- What you have to do:
Please retype the listing below without a single change.

-- Exercise data follows --

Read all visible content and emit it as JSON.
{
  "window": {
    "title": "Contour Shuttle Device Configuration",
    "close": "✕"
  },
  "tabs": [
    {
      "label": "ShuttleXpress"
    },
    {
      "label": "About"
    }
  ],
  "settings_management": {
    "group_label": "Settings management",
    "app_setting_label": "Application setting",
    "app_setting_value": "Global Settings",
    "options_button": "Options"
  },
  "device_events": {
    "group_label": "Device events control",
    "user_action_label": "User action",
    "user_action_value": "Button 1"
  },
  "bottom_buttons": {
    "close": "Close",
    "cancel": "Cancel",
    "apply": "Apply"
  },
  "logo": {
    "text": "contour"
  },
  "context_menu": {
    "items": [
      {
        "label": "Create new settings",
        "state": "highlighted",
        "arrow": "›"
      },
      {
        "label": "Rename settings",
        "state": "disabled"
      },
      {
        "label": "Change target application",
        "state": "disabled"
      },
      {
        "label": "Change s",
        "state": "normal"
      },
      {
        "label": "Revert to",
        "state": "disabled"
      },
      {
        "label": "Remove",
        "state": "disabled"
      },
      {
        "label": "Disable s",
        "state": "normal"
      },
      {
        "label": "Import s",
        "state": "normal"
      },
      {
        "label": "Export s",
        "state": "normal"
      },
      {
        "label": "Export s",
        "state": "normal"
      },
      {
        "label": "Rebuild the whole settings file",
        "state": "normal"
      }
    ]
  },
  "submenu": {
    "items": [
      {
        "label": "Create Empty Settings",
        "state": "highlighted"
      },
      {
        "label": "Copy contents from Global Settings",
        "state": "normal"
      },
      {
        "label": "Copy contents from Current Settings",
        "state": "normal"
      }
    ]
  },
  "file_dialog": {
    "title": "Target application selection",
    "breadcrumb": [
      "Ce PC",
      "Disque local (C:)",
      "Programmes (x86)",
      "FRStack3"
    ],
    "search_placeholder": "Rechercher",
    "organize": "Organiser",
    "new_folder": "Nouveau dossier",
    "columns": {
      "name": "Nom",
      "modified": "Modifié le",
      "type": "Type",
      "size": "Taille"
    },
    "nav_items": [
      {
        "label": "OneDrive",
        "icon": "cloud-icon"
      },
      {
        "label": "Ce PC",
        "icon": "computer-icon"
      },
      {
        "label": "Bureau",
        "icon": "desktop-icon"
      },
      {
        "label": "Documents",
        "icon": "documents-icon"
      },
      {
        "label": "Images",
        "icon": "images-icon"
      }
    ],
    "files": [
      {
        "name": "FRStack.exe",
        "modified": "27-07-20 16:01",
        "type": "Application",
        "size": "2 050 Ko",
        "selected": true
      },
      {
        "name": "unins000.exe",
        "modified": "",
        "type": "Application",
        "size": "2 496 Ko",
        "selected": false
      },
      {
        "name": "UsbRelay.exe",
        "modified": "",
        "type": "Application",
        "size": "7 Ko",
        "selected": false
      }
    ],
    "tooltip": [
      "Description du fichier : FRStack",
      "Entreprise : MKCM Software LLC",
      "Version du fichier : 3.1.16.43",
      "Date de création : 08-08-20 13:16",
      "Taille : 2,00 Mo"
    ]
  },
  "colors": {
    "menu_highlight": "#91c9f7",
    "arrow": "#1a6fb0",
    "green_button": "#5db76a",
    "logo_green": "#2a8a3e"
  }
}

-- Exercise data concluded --

- Solution for this task:
Read all visible content and emit it as JSON.
{
  "window": {
    "title": "Contour Shuttle Device Configuration",
    "close": "✕"
  },
  "tabs": [
    {
      "label": "ShuttleXpress"
    },
    {
      "label": "About"
    }
  ],
  "settings_management": {
    "group_label": "Settings management",
    "app_setting_label": "Application setting",
    "app_setting_value": "Global Settings",
    "options_button": "Options"
  },
  "device_events": {
    "group_label": "Device events control",
    "user_action_label": "User action",
    "user_action_value": "Button 1"
  },
  "bottom_buttons": {
    "close": "Close",
    "cancel": "Cancel",
    "apply": "Apply"
  },
  "logo": {
    "text": "contour"
  },
  "context_menu": {
    "items": [
      {
        "label": "Create new settings",
        "state": "highlighted",
        "arrow": "›"
      },
      {
        "label": "Rename settings",
        "state": "disabled"
      },
      {
        "label": "Change target application",
        "state": "disabled"
      },
      {
        "label": "Change s",
        "state": "normal"
      },
      {
        "label": "Revert to",
        "state": "disabled"
      },
      {
        "label": "Remove",
        "state": "disabled"
      },
      {
        "label": "Disable s",
        "state": "normal"
      },
      {
        "label": "Import s",
        "state": "normal"
      },
      {
        "label": "Export s",
        "state": "normal"
      },
      {
        "label": "Export s",
        "state": "normal"
      },
      {
        "label": "Rebuild the whole settings file",
        "state": "normal"
      }
    ]
  },
  "submenu": {
    "items": [
      {
        "label": "Create Empty Settings",
        "state": "highlighted"
      },
      {
        "label": "Copy contents from Global Settings",
        "state": "normal"
      },
      {
        "label": "Copy contents from Current Settings",
        "state": "normal"
      }
    ]
  },
  "file_dialog": {
    "title": "Target application selection",
    "breadcrumb": [
      "Ce PC",
      "Disque local (C:)",
      "Programmes (x86)",
      "FRStack3"
    ],
    "search_placeholder": "Rechercher",
    "organize": "Organiser",
    "new_folder": "Nouveau dossier",
    "columns": {
      "name": "Nom",
      "modified": "Modifié le",
      "type": "Type",
      "size": "Taille"
    },
    "nav_items": [
      {
        "label": "OneDrive",
        "icon": "cloud-icon"
      },
      {
        "label": "Ce PC",
        "icon": "computer-icon"
      },
      {
        "label": "Bureau",
        "icon": "desktop-icon"
      },
      {
        "label": "Documents",
        "icon": "documents-icon"
      },
      {
        "label": "Images",
        "icon": "images-icon"
      }
    ],
    "files": [
      {
        "name": "FRStack.exe",
        "modified": "27-07-20 16:01",
        "type": "Application",
        "size": "2 050 Ko",
        "selected": true
      },
      {
        "name": "unins000.exe",
        "modified": "",
        "type": "Application",
        "size": "2 496 Ko",
        "selected": false
      },
      {
        "name": "UsbRelay.exe",
        "modified": "",
        "type": "Application",
        "size": "7 Ko",
        "selected": false
      }
    ],
    "tooltip": [
      "Description du fichier : FRStack",
      "Entreprise : MKCM Software LLC",
      "Version du fichier : 3.1.16.43",
      "Date de création : 08-08-20 13:16",
      "Taille : 2,00 Mo"
    ]
  },
  "colors": {
    "menu_highlight": "#91c9f7",
    "arrow": "#1a6fb0",
    "green_button": "#5db76a",
    "logo_green": "#2a8a3e"
  }
}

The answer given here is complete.